ETFs have been in the news lately because some financial sales organizations have banned or limited their representatives’ use of special kinds. But what is an ETF anyway?
Let’s begin with Mutual Funds 101. Regular open-end mutual funds date back to the 1920s and feature professional managers trying to choose the best of class of stocks, bonds or other investments in order to outperform an index such as the S&P 500 or a broadly defined descriptor such as Balanced (stocks and bonds). You buy or sell them once a day based upon the closing price of all of the investments in the pool.
Examples of sponsoring companies would include American Century here in Kansas City or Fidelity in Boston. Almost all choices within 401(k) plans or variable annuities are forms of this type of managed fund.
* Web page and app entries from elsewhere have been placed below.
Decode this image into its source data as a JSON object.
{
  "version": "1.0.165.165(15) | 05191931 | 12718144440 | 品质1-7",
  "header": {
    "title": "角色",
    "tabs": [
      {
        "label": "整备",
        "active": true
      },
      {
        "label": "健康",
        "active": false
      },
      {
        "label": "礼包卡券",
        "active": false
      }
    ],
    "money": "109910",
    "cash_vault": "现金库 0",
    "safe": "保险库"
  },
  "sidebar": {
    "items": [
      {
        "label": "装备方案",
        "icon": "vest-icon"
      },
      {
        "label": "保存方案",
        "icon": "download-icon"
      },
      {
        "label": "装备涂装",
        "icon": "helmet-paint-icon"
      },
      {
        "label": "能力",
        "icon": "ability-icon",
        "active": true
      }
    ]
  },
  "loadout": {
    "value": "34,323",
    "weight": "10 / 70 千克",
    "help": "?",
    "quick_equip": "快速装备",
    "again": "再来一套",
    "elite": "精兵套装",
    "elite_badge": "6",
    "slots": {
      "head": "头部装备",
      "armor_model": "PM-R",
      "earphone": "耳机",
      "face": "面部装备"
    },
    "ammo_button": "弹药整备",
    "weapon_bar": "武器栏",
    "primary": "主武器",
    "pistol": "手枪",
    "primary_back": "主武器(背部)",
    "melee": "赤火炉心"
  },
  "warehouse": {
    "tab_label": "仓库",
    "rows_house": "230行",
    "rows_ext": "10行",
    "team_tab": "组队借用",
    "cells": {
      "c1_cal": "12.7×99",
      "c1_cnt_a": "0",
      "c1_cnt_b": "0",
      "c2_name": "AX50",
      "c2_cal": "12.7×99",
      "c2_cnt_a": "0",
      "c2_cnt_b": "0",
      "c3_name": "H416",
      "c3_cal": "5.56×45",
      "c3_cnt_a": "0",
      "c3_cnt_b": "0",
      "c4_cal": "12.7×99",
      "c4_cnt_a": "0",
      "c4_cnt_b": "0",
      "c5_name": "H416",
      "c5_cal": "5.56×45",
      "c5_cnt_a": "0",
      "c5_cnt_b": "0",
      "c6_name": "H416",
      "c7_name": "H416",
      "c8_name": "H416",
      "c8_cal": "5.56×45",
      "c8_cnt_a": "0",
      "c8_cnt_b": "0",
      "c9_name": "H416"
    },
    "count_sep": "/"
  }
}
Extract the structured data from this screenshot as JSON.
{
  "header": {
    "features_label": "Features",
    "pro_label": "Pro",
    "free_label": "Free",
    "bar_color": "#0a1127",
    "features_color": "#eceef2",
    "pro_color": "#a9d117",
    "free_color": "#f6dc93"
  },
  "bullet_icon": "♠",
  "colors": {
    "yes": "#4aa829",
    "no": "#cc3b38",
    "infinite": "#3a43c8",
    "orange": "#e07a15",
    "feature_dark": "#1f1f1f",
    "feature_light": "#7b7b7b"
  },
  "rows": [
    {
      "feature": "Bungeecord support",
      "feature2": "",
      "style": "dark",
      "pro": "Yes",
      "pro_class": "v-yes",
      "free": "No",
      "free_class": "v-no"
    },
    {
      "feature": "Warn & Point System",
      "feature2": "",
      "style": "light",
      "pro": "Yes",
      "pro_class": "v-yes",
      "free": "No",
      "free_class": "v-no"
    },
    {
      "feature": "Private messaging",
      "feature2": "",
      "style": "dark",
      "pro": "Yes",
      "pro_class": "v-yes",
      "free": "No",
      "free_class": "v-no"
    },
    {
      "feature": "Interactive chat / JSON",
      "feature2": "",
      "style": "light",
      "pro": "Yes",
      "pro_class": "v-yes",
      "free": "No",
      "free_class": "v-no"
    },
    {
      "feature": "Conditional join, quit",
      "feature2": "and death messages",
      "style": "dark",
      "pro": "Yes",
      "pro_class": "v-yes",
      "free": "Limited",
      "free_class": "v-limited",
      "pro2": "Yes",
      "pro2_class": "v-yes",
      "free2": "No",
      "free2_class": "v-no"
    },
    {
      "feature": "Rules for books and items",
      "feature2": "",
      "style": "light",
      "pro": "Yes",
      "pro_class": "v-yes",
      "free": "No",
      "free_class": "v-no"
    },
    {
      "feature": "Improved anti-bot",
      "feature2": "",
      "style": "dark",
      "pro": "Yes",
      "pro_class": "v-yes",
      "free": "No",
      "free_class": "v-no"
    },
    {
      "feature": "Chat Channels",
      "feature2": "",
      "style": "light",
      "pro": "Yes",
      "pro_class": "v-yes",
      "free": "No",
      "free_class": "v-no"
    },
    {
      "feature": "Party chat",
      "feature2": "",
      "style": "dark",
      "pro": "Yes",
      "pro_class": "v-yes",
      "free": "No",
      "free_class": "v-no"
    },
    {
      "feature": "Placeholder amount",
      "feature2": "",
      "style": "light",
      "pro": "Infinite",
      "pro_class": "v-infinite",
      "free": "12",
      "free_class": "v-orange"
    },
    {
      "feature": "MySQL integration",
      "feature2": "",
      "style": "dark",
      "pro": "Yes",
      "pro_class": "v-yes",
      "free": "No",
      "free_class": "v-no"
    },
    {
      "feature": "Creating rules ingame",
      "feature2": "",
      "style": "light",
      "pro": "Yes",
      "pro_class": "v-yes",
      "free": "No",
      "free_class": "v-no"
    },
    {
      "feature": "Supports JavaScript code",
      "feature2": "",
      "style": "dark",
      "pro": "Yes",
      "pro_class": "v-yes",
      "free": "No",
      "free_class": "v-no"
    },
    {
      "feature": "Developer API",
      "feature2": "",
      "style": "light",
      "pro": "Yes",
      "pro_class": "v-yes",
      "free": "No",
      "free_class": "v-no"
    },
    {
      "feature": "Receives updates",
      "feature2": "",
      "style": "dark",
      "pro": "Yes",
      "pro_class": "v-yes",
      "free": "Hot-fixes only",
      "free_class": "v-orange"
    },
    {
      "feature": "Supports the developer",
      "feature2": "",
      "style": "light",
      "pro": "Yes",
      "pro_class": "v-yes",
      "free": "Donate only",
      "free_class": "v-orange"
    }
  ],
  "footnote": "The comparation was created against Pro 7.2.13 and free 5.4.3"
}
Back in the late 1990s, when the S&P 500 index happened to fare so well that it enjoyed a record five consecutive years of 20-plus percent growth, conventional wisdom came to say, You shouldn’t invest in anything but a good index fund because even good fund managers cannot outperform them anyway in the longer term. These were not managed. You simply owned a piece of everything represented in the index, whether good or bad.
As information and trading moved at ever faster paces, investors wanted to be able to buy or sell a fund during the market day based upon what was happening. If a Black Monday comes along, why should one have to suffer the entire loss by selling at day’s end? Other fund critics wanted to be able to make diversified investments with lower expenses.
In response, financial firms began to manufacture and offer you the ability to buy shares that contained all of the components of an index that you buy or sell like a stock at any time of the trading day. Thus State Street created the most widely recognized fund that closely corresponds to the S&P 500 itself. The trading symbol is SPY and it has created its marketing theme for a whole host of its funds using the theme of Spyders (sic). The one for the Dow 30 Industrials is known as Diamonds because its symbol is DIA and the NASDAQ 100 has QQQQ for its symbol.
You might say the idea caught on. There are about 800 different mutual funds that now qualify as ETFs. In general their internal expenses are far less than regular managed funds, as low as one-tenth of 1 percent, because you do not pay for the brains to actively pick the components or to buy and sell them at different times.
The controversy arises over their use because some of them are the equivalent of a high-powered investment rifle. Not only can you buy them as a substitute for a particular index or sector, but you can leverage your results with some that will give you 100 to 200 percent more movement than the underlying components. Plus you can buy the inverse (or short) of the index or sector.
Therefore, if you thought a year ago that crude oil would fall in price and bought PowerShares DB Crude Oil Double Short ETN (DTO) about July 8, you would have a profit today of more than 220 percent. If you bet oil would continue to go up from $146 a barrel, you would have lost 82 percent on an opposite fund, DXO. Because of this volatility, some buy-and-hold broker-dealers have taken some or all ETF’s out of their representatives’ arsenals, including Edward Jones, LPL and Ameriprise.
I will bet some of you would like to have had any position in your portfolio that went up more than 100 percent while your regular stocks or funds were dropping like rocks. I understand caution, but I want all of the best tools available to make money and protect it from loss for our clients.